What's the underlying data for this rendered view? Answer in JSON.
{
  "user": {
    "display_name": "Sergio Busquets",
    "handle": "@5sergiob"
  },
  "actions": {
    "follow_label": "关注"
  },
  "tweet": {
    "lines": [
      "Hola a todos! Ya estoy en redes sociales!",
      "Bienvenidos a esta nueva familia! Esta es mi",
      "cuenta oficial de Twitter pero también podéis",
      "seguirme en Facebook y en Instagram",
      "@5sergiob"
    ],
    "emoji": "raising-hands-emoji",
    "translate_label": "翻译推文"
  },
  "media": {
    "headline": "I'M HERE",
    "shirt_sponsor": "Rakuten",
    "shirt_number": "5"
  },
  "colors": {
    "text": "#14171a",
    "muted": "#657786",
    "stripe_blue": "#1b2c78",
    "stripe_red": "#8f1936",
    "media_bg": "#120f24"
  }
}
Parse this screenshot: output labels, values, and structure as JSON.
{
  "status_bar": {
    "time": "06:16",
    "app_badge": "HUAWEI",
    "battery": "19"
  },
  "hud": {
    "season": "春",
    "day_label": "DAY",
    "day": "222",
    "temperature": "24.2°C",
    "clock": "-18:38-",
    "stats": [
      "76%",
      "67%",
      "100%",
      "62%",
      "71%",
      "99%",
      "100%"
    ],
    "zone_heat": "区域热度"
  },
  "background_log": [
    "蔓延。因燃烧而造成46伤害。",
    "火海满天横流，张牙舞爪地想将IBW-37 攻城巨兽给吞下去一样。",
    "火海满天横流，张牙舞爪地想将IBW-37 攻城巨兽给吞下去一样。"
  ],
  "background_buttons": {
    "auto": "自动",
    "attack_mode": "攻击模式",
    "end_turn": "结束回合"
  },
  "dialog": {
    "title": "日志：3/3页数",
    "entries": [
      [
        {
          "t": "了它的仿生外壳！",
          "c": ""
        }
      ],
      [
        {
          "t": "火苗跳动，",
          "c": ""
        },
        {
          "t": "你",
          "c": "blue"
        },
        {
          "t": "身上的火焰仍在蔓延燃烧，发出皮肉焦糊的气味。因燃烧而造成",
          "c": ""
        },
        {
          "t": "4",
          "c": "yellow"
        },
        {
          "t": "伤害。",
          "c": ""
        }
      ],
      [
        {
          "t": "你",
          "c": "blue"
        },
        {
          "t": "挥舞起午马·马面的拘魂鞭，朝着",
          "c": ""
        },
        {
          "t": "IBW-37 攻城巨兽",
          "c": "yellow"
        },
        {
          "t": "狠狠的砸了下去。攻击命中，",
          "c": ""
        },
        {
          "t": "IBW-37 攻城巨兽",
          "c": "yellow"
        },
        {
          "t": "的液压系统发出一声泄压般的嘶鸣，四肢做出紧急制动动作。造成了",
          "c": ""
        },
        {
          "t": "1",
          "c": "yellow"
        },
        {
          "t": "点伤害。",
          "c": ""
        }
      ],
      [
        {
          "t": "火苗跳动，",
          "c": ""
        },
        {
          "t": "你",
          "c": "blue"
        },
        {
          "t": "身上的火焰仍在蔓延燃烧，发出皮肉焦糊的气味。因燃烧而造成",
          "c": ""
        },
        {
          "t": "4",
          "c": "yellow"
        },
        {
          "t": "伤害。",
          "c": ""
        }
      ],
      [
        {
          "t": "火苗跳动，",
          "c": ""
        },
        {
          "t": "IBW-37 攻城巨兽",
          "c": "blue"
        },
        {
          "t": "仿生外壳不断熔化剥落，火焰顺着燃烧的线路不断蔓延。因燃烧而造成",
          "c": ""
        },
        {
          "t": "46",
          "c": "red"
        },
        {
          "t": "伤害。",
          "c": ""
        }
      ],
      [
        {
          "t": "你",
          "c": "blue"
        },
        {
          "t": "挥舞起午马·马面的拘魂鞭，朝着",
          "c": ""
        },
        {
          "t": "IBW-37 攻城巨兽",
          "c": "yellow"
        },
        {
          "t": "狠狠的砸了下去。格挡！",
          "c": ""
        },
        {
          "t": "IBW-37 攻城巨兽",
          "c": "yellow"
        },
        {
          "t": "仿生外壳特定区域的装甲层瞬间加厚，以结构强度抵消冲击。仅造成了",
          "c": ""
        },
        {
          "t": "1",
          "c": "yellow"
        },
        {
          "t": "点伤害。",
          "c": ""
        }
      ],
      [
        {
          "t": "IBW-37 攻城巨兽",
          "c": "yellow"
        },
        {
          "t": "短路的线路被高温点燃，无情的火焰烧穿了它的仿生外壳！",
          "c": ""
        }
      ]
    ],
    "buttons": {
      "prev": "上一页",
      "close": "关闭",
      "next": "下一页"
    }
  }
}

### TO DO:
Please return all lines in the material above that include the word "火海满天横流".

### TASK RESPONSE:
    "火海满天横流，张牙舞爪地想将IBW-37 攻城巨兽给吞下去一样。",
    "火海满天横流，张牙舞爪地想将IBW-37 攻城巨兽给吞下去一样。"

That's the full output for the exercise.